(WHAT YOU WILL DO): Look through the data below and report how many lines include "MLAT". Only the number should be given.

(INPUT):
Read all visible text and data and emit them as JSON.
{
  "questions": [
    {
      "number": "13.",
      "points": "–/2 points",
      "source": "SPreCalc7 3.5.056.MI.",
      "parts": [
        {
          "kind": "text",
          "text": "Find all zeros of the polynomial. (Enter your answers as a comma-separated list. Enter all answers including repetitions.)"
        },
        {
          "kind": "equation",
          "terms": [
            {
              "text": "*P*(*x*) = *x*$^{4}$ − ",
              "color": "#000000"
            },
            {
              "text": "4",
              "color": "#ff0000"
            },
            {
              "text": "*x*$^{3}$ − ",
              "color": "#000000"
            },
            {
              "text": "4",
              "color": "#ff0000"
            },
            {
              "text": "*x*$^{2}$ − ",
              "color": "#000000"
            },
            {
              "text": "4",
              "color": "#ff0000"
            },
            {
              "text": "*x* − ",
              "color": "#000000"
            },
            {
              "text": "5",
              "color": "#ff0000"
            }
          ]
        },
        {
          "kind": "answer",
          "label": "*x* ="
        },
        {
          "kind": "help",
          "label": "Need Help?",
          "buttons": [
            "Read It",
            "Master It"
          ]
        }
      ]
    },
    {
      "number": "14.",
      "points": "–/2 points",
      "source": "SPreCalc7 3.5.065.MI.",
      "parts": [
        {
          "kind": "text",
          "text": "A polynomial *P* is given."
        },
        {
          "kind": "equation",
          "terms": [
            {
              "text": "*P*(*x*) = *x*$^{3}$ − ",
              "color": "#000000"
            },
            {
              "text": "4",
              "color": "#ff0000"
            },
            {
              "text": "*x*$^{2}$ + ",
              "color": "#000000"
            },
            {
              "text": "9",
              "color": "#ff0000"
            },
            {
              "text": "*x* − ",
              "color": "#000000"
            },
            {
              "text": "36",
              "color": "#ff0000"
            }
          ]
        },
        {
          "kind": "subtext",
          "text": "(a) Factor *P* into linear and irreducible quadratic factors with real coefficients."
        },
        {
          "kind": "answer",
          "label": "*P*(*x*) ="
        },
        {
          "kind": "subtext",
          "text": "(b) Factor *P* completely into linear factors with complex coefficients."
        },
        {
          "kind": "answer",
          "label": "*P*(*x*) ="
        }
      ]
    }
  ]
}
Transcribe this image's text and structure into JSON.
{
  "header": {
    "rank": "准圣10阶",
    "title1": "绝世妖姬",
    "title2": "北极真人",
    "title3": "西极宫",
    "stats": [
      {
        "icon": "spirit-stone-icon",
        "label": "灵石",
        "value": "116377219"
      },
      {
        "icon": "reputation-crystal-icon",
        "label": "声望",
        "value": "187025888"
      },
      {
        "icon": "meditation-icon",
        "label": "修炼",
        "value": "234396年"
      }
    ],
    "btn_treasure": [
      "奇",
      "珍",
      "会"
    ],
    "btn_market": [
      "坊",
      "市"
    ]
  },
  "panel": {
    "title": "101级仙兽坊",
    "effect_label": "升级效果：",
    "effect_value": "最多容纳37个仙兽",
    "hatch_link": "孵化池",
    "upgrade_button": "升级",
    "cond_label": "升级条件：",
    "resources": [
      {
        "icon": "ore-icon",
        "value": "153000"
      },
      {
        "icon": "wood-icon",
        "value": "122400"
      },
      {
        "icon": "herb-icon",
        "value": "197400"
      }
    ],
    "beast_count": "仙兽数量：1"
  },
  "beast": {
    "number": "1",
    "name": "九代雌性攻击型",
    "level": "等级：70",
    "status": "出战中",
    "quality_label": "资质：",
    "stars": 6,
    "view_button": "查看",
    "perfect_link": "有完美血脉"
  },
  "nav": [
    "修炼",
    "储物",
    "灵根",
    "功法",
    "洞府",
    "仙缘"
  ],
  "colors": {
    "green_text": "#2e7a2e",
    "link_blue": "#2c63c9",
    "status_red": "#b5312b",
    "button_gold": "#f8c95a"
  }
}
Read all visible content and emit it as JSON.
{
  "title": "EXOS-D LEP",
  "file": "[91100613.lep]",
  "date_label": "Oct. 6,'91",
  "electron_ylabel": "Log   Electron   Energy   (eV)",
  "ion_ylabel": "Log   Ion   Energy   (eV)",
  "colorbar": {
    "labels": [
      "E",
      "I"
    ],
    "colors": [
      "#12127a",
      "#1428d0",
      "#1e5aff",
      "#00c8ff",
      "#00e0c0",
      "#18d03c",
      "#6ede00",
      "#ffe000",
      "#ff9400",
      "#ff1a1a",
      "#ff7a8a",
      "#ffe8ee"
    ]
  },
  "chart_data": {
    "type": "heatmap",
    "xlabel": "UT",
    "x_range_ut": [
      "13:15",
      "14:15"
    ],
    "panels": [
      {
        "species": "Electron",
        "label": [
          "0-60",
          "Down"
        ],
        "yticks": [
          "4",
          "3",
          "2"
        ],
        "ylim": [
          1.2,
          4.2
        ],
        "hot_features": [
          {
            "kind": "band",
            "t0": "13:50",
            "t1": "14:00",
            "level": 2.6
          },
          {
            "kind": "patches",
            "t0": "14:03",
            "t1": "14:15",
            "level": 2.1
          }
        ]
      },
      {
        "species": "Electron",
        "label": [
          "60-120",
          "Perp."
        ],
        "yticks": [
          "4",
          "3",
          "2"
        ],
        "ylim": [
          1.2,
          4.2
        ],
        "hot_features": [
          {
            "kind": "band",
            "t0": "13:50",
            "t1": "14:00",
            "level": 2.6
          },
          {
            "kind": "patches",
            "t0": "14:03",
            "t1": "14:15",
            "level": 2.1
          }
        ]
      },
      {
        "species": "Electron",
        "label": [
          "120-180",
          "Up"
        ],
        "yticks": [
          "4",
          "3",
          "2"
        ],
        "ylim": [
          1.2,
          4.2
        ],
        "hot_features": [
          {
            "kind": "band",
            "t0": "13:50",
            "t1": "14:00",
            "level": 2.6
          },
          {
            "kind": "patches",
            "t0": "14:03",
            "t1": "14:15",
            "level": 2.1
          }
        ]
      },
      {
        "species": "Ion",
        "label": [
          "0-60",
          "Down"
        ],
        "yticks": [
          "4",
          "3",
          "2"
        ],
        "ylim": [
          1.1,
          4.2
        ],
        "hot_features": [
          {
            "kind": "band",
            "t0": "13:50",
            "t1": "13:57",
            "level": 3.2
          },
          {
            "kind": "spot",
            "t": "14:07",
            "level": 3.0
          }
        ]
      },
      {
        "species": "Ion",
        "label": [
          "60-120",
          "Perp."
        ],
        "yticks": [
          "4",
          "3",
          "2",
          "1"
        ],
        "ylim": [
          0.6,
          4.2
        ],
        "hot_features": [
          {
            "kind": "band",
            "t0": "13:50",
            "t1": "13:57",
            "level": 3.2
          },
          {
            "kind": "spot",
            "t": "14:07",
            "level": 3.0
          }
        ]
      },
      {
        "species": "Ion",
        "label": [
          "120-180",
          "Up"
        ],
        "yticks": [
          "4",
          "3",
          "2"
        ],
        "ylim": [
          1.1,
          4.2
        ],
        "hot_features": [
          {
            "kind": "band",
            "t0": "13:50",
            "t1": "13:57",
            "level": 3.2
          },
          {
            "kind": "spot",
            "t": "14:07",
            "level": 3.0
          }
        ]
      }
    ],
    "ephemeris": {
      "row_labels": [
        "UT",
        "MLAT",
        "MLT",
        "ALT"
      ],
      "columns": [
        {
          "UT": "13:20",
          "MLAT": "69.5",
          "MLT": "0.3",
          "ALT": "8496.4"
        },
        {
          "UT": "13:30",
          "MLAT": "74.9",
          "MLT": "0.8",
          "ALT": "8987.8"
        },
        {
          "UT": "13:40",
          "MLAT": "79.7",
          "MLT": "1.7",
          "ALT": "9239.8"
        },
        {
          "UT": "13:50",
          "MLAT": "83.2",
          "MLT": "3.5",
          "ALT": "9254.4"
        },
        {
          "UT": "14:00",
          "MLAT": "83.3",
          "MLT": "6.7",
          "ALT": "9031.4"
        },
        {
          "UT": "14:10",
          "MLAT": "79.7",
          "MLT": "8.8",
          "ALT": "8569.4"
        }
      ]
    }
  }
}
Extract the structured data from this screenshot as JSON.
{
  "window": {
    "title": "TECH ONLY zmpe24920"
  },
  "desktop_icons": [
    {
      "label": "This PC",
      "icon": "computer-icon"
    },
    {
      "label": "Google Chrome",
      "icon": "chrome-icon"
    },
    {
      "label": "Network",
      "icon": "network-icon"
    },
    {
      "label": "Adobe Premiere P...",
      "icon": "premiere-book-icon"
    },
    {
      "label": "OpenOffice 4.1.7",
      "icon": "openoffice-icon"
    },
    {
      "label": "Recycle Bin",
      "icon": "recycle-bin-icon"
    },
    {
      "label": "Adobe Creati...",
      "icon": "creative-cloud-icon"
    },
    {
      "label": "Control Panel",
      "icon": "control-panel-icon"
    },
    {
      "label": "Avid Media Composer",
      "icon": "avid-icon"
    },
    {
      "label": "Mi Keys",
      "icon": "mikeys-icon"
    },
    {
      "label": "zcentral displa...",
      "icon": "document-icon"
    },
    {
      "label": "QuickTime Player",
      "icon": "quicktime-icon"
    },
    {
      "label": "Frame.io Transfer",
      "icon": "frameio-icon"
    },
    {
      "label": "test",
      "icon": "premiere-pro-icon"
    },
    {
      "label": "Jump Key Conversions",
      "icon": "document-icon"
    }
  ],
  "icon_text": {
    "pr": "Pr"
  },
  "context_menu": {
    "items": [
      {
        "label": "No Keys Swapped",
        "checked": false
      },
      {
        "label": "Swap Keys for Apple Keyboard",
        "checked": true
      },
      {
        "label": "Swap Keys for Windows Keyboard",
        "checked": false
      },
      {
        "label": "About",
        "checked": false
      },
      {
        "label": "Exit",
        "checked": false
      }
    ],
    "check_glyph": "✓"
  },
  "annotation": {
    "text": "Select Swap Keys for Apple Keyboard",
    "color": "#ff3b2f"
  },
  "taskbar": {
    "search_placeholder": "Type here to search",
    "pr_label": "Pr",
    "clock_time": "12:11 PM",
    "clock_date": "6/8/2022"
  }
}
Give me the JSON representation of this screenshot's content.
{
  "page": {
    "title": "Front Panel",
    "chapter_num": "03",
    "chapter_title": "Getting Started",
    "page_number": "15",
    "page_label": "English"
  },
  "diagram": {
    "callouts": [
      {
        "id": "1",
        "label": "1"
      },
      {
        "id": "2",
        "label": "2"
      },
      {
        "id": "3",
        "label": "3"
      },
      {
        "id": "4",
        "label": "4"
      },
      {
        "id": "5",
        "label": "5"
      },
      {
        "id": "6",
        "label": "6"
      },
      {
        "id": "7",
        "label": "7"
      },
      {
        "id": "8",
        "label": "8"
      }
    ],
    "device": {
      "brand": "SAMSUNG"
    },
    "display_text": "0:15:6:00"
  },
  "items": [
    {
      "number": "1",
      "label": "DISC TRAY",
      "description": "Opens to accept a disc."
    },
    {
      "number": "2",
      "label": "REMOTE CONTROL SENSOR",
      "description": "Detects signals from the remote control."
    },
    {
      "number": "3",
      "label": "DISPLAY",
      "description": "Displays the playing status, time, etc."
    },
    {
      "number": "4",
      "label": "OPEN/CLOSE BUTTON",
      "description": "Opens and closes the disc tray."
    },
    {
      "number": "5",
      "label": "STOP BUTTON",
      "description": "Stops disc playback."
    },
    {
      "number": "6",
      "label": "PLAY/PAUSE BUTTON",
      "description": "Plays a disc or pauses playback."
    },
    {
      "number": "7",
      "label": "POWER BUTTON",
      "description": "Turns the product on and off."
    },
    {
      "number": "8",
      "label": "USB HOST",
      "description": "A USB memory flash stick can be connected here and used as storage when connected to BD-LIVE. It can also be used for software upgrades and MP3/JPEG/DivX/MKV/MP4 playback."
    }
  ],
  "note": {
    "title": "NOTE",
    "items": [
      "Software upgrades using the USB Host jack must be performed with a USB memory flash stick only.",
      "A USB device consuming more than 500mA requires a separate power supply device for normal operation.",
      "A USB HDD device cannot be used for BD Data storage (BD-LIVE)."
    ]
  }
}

(SOLVED PROBLEM): 7